    Of all Pacific salmonids, Chinook salmon Oncorhynchus tshawytscha display the greatest variability in return times to freshwater. The molecular mechanisms of these differential return times have not been well described. Current methods, such as long serial analysis of gene expression (LongSAGE) and microarrays, allow gene expression to be analyzed for thousands of genes simultaneously. To investigate whether differential gene expression is observed between fall- and spring-run Chinook salmon from California's Central Valley, LongSAGE libraries were constructed. Three libraries containing between 25,512 and 29,372 sequenced tags (21 base pairs/tag) were generated using messenger RNA from the brains of adult Chinook salmon returning in fall and spring and from one ocean-caught Chinook salmon. Tags were annotated to genes using complementary DNA libraries from Atlantic salmon Salmo salar and rainbow trout O. mykiss.
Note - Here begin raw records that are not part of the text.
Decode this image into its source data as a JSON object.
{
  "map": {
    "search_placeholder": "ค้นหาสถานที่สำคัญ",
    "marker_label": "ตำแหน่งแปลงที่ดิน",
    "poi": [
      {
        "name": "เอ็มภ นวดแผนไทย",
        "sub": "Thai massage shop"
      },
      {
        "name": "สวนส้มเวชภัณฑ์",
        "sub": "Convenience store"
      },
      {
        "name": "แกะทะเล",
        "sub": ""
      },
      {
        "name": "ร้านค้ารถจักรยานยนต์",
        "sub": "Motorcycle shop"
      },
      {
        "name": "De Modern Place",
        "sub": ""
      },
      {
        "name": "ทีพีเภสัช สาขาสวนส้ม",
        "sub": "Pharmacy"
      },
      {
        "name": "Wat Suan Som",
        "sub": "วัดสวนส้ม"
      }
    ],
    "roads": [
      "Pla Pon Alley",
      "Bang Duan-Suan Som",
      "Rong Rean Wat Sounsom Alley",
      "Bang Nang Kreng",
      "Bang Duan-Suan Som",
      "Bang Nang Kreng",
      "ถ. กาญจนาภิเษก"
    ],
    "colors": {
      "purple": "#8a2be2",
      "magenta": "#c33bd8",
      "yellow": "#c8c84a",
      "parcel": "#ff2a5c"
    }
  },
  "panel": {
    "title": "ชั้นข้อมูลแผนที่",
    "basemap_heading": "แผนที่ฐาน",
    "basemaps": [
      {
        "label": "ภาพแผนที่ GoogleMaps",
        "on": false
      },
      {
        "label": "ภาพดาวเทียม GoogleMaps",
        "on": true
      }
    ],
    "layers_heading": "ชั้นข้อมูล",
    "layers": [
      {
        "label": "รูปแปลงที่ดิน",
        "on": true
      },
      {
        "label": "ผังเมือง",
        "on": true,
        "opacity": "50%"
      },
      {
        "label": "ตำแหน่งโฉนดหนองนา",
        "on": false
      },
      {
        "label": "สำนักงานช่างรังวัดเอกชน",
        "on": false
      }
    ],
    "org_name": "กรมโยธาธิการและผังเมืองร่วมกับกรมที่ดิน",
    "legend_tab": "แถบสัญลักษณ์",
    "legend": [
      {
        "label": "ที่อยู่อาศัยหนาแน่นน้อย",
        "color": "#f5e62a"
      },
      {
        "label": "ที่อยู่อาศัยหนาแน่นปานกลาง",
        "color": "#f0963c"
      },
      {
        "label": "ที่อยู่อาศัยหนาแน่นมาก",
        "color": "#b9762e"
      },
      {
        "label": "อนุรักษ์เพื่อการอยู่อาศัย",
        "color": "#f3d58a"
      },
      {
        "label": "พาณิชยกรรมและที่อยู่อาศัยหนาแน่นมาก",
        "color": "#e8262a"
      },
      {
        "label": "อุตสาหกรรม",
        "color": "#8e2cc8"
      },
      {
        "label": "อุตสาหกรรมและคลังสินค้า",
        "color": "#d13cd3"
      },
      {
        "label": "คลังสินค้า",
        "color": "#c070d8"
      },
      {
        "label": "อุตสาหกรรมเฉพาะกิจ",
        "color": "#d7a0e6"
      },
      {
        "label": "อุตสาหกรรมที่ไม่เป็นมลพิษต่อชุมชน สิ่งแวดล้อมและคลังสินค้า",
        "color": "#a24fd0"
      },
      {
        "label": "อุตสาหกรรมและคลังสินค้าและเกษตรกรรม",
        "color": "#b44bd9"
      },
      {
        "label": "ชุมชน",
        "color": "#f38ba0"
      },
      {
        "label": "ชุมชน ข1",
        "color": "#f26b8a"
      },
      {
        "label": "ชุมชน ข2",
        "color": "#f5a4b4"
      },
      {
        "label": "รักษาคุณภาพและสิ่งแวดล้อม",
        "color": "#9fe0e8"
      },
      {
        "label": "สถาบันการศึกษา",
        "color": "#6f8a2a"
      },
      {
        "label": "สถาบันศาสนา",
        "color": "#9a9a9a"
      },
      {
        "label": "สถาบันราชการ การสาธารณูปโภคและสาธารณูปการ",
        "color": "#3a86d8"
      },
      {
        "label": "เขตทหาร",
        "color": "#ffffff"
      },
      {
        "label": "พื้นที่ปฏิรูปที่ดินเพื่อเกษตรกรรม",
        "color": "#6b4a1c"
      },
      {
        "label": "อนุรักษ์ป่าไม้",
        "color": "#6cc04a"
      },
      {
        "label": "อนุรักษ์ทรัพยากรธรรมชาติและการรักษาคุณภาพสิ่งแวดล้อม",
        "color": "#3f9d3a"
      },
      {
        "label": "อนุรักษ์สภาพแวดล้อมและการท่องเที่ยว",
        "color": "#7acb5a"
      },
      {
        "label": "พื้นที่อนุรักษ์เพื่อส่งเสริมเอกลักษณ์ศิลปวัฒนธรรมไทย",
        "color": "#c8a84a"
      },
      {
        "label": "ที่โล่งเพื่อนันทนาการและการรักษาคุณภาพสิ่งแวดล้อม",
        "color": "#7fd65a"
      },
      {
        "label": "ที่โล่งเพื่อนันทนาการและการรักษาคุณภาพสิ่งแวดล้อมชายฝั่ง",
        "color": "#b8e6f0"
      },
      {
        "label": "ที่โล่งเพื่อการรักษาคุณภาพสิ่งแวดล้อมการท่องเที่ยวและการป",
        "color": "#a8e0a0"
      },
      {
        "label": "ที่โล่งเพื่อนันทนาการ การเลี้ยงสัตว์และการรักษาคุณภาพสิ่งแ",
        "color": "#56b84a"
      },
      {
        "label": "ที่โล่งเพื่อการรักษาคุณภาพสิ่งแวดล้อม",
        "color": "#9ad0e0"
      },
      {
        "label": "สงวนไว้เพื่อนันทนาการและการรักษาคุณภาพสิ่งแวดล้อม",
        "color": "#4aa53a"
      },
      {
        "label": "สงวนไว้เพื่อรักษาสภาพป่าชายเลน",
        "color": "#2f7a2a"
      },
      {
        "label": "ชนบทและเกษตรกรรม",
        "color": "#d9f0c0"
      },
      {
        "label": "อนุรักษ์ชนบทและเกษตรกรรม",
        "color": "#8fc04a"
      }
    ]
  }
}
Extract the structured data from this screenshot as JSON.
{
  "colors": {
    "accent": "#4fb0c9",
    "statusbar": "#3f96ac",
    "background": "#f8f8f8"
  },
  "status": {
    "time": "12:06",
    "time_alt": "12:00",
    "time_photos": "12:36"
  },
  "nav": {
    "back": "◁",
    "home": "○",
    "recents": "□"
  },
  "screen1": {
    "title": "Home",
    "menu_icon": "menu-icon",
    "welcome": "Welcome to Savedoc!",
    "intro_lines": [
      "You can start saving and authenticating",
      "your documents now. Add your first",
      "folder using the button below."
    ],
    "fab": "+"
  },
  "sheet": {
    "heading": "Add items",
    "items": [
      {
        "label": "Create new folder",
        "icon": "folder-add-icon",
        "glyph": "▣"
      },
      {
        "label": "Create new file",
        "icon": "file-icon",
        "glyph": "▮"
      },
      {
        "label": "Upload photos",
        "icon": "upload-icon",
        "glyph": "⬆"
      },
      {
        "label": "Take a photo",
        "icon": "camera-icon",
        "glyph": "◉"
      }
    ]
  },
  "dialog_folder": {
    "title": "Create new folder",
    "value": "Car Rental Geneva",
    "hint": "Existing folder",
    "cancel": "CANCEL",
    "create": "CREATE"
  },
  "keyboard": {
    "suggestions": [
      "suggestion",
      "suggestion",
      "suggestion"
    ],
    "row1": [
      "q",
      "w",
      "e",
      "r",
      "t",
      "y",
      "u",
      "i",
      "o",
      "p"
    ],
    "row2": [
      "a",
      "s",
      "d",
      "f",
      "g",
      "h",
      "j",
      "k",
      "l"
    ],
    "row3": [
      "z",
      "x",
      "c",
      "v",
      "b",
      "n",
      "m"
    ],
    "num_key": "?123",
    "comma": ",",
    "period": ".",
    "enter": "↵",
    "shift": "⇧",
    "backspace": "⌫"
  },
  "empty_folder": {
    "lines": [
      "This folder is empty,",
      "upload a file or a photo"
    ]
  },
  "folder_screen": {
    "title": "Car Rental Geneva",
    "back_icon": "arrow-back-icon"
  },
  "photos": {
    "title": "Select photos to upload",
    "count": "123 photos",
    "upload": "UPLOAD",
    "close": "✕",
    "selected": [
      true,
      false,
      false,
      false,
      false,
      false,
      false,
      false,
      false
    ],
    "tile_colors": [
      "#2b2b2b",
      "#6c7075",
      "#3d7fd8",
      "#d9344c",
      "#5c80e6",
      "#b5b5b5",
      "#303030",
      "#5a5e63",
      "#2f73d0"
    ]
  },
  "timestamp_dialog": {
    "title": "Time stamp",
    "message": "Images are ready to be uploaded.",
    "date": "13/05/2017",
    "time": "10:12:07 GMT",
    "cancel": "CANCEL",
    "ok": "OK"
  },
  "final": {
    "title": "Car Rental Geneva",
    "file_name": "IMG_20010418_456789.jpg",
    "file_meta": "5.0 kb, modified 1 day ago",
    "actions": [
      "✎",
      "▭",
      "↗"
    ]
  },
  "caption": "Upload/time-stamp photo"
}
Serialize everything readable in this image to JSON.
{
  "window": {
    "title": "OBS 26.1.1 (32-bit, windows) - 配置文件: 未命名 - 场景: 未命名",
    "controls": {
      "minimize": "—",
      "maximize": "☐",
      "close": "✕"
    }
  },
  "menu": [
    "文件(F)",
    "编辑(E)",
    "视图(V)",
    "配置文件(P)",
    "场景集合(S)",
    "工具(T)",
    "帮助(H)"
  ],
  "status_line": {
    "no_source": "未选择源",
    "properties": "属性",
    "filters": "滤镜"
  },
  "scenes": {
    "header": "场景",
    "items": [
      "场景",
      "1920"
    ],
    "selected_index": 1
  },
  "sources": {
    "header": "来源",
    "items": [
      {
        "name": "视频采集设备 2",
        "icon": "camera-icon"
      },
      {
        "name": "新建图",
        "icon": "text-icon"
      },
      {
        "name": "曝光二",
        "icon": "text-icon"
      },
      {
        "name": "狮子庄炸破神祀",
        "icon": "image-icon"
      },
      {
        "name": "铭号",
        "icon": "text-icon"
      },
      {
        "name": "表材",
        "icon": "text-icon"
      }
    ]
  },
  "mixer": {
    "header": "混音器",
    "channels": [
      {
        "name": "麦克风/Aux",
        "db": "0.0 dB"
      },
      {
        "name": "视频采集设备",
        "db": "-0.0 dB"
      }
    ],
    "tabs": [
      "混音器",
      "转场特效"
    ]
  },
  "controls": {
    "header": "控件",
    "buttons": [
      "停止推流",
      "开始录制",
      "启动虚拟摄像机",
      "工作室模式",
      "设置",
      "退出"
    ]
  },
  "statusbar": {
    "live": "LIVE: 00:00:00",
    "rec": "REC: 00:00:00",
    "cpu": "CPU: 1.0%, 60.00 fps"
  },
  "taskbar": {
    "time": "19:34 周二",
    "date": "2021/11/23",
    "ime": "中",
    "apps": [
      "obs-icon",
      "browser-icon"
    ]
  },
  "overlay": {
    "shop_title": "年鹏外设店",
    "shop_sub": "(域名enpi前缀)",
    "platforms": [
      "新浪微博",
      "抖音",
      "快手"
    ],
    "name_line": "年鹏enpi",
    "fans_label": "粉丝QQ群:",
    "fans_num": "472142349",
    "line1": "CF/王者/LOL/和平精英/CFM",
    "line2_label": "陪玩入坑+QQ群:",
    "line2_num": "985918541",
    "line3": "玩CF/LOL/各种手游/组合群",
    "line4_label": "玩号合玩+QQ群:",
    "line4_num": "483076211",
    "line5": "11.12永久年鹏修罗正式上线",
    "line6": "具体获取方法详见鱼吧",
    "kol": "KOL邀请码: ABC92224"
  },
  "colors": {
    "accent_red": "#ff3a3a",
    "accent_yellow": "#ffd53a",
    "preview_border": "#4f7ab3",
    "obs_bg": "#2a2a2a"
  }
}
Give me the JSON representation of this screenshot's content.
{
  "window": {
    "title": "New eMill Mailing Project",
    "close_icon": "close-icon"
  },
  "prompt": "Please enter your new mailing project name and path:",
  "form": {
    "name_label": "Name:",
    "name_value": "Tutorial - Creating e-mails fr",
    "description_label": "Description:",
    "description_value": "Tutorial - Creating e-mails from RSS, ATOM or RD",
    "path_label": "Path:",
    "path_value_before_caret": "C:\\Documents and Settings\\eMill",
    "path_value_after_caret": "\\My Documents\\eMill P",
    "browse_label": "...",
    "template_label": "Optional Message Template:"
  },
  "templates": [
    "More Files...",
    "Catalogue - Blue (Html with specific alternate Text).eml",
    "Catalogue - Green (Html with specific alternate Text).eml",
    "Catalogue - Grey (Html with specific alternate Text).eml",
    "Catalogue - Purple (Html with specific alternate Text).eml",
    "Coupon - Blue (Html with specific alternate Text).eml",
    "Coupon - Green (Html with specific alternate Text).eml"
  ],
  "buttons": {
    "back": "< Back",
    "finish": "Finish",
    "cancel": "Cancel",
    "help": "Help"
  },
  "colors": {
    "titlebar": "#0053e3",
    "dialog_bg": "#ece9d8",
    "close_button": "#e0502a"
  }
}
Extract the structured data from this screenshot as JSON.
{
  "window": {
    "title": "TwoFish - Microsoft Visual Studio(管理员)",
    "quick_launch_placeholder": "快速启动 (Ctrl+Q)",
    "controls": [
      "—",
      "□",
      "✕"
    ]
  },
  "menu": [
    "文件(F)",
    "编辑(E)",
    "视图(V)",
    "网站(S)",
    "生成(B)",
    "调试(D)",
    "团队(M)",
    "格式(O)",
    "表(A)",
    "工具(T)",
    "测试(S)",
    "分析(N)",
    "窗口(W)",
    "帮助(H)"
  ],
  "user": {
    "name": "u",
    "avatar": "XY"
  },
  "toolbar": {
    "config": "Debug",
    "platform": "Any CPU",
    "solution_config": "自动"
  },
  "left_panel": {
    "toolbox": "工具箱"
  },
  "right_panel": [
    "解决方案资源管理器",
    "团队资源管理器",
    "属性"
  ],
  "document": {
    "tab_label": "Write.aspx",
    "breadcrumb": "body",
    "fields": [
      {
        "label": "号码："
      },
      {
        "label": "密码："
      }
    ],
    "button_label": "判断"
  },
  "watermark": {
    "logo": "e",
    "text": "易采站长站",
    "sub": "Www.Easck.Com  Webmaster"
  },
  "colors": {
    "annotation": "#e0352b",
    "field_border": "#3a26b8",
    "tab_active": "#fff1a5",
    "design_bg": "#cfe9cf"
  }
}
Differentially expressed genes, as estimated by differences in the number of sequence tags, were found in all pairwise comparisons of libraries (freshwater versus saltwater = 40 genes; fall versus spring = 11 genes; and spawning versus nonspawning = 51 genes). The gene for ependymin, an extracellular glycoprotein involved in behavioral plasticity in fish, exhibited the most differential expression among the three groupings. Reverse transcription polymerase chain reaction analysis verified the differential expression of ependymin between the fall- and spring-run samples. These LongSAGE libraries, the first reported for Chinook salmon, provide a window of the transcriptional changes during Chinook salmon return migration to freshwater and spawning and increase the amount of expressed sequence data.
  • Preprint
    Transcriptome analyses of the Giardia lamblia life cycle
    ( 2010-06-04) Birkeland, Shanda R. ; Preheim, Sarah P. ; Davids, Barbara J. ; Cipriano, Michael J. ; Palm, Daniel ; Reiner, David S. ; Svard, Staffan G. ; Gillin, Frances D. ; McArthur, Andrew G.
    We quantified mRNA abundance from 10 stages in the Giardia lamblia life cycle in vitro using Serial Analysis of Gene Expression (SAGE). 163 abundant transcripts were expressed constitutively. 71 transcripts were upregulated specifically during excystation and 42 during encystation. Nonetheless, the transcriptomes of cysts and trophozoites showed major differences. SAGE detected co-expressed clusters of 284 transcripts differentially expressed in cysts and excyzoites and 287 transcripts in vegetative trophozoites and encysting cells. All clusters included known genes and pathways as well as proteins unique to Giardia or diplomonads. SAGE analysis of the Giardia life cycle identified a number of kinases, phosphatases, and DNA replication proteins involved in excystation and encystation, which could be important for examining the roles of cell signaling in giardial differentiation. Overall, these data pave the way for directed gene discovery and a better understanding of the biology of Giardia lamblia.